=== Study material ===
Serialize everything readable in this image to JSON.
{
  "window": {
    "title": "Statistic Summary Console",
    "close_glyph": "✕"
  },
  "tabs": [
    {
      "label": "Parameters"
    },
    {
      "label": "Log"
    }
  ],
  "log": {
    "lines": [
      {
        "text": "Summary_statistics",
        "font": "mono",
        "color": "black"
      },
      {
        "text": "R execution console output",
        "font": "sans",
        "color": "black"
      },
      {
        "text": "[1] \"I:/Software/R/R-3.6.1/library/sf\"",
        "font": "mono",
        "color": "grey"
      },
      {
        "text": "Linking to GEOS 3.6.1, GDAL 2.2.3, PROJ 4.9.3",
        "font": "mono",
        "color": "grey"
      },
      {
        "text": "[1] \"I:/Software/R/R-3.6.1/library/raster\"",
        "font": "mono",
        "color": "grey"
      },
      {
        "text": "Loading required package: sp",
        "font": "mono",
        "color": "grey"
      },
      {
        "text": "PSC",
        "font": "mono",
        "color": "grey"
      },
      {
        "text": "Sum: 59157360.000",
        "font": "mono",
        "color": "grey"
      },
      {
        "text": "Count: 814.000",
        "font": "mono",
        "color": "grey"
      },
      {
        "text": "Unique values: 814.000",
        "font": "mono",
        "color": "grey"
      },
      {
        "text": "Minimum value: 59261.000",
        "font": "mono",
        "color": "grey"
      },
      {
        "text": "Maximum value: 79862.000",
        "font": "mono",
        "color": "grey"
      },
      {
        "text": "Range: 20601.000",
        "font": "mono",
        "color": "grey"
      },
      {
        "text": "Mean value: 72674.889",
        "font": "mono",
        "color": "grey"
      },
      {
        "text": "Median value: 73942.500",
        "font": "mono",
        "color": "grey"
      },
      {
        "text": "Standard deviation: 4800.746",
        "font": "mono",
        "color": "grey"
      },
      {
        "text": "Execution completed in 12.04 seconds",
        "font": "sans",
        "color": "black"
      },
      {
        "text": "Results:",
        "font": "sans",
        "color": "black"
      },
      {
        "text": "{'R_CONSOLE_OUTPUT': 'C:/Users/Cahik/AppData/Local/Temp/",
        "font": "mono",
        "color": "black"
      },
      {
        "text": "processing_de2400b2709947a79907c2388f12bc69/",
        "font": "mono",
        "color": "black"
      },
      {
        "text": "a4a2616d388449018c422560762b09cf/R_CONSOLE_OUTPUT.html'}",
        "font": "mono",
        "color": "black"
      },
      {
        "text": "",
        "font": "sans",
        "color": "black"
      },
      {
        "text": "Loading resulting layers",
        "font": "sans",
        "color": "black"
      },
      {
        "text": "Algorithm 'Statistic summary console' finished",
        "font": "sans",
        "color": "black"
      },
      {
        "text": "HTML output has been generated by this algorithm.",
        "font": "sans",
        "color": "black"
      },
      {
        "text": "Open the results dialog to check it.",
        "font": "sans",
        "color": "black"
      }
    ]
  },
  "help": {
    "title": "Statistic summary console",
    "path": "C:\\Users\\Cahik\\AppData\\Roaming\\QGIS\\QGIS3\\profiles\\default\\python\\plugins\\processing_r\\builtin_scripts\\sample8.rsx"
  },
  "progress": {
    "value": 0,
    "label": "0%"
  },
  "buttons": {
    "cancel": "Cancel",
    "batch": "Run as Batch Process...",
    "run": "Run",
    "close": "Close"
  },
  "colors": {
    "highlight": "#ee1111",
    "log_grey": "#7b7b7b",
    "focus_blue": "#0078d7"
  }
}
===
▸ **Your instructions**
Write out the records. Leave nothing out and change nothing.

▸ **Answer for this exercise**
Serialize everything readable in this image to JSON.
{
  "window": {
    "title": "Statistic Summary Console",
    "close_glyph": "✕"
  },
  "tabs": [
    {
      "label": "Parameters"
    },
    {
      "label": "Log"
    }
  ],
  "log": {
    "lines": [
      {
        "text": "Summary_statistics",
        "font": "mono",
        "color": "black"
      },
      {
        "text": "R execution console output",
        "font": "sans",
        "color": "black"
      },
      {
        "text": "[1] \"I:/Software/R/R-3.6.1/library/sf\"",
        "font": "mono",
        "color": "grey"
      },
      {
        "text": "Linking to GEOS 3.6.1, GDAL 2.2.3, PROJ 4.9.3",
        "font": "mono",
        "color": "grey"
      },
      {
        "text": "[1] \"I:/Software/R/R-3.6.1/library/raster\"",
        "font": "mono",
        "color": "grey"
      },
      {
        "text": "Loading required package: sp",
        "font": "mono",
        "color": "grey"
      },
      {
        "text": "PSC",
        "font": "mono",
        "color": "grey"
      },
      {
        "text": "Sum: 59157360.000",
        "font": "mono",
        "color": "grey"
      },
      {
        "text": "Count: 814.000",
        "font": "mono",
        "color": "grey"
      },
      {
        "text": "Unique values: 814.000",
        "font": "mono",
        "color": "grey"
      },
      {
        "text": "Minimum value: 59261.000",
        "font": "mono",
        "color": "grey"
      },
      {
        "text": "Maximum value: 79862.000",
        "font": "mono",
        "color": "grey"
      },
      {
        "text": "Range: 20601.000",
        "font": "mono",
        "color": "grey"
      },
      {
        "text": "Mean value: 72674.889",
        "font": "mono",
        "color": "grey"
      },
      {
        "text": "Median value: 73942.500",
        "font": "mono",
        "color": "grey"
      },
      {
        "text": "Standard deviation: 4800.746",
        "font": "mono",
        "color": "grey"
      },
      {
        "text": "Execution completed in 12.04 seconds",
        "font": "sans",
        "color": "black"
      },
      {
        "text": "Results:",
        "font": "sans",
        "color": "black"
      },
      {
        "text": "{'R_CONSOLE_OUTPUT': 'C:/Users/Cahik/AppData/Local/Temp/",
        "font": "mono",
        "color": "black"
      },
      {
        "text": "processing_de2400b2709947a79907c2388f12bc69/",
        "font": "mono",
        "color": "black"
      },
      {
        "text": "a4a2616d388449018c422560762b09cf/R_CONSOLE_OUTPUT.html'}",
        "font": "mono",
        "color": "black"
      },
      {
        "text": "",
        "font": "sans",
        "color": "black"
      },
      {
        "text": "Loading resulting layers",
        "font": "sans",
        "color": "black"
      },
      {
        "text": "Algorithm 'Statistic summary console' finished",
        "font": "sans",
        "color": "black"
      },
      {
        "text": "HTML output has been generated by this algorithm.",
        "font": "sans",
        "color": "black"
      },
      {
        "text": "Open the results dialog to check it.",
        "font": "sans",
        "color": "black"
      }
    ]
  },
  "help": {
    "title": "Statistic summary console",
    "path": "C:\\Users\\Cahik\\AppData\\Roaming\\QGIS\\QGIS3\\profiles\\default\\python\\plugins\\processing_r\\builtin_scripts\\sample8.rsx"
  },
  "progress": {
    "value": 0,
    "label": "0%"
  },
  "buttons": {
    "cancel": "Cancel",
    "batch": "Run as Batch Process...",
    "run": "Run",
    "close": "Close"
  },
  "colors": {
    "highlight": "#ee1111",
    "log_grey": "#7b7b7b",
    "focus_blue": "#0078d7"
  }
}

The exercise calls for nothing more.